▸ **TRY IT**
Select and copy out every line in the records containing "Styles".

== PROVIDED RECORDS

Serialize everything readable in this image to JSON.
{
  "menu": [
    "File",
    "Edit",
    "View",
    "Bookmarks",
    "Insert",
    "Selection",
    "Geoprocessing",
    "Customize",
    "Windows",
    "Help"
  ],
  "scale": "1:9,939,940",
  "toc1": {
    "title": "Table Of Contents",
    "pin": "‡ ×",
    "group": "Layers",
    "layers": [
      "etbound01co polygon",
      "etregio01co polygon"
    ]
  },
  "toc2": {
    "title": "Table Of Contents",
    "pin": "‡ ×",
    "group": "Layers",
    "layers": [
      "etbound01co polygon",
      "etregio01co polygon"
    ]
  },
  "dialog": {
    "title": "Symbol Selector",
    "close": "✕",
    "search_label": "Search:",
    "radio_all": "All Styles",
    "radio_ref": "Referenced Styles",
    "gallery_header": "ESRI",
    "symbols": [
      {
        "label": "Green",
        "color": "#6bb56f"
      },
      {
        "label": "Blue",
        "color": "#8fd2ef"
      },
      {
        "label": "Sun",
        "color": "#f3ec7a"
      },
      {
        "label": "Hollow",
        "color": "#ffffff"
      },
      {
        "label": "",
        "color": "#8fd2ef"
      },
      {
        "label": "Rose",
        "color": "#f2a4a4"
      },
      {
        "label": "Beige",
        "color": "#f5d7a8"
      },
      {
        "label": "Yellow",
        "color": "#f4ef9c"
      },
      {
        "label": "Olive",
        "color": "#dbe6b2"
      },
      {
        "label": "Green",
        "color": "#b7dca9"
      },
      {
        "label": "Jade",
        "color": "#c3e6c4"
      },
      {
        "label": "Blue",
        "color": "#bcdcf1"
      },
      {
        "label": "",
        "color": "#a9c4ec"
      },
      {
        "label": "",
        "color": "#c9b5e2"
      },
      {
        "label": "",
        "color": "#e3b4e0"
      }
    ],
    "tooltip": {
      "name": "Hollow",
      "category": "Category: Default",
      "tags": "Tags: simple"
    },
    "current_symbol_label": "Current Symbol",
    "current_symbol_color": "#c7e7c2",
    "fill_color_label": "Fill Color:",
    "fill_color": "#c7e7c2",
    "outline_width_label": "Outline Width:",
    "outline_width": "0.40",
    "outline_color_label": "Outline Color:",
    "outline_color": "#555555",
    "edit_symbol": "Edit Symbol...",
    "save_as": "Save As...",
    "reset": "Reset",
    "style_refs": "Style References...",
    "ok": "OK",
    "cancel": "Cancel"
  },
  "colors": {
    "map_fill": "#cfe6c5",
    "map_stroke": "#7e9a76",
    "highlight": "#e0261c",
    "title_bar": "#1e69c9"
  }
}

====

▸ **EXERCISE OUTPUT**
    "radio_all": "All Styles",
    "radio_ref": "Referenced Styles",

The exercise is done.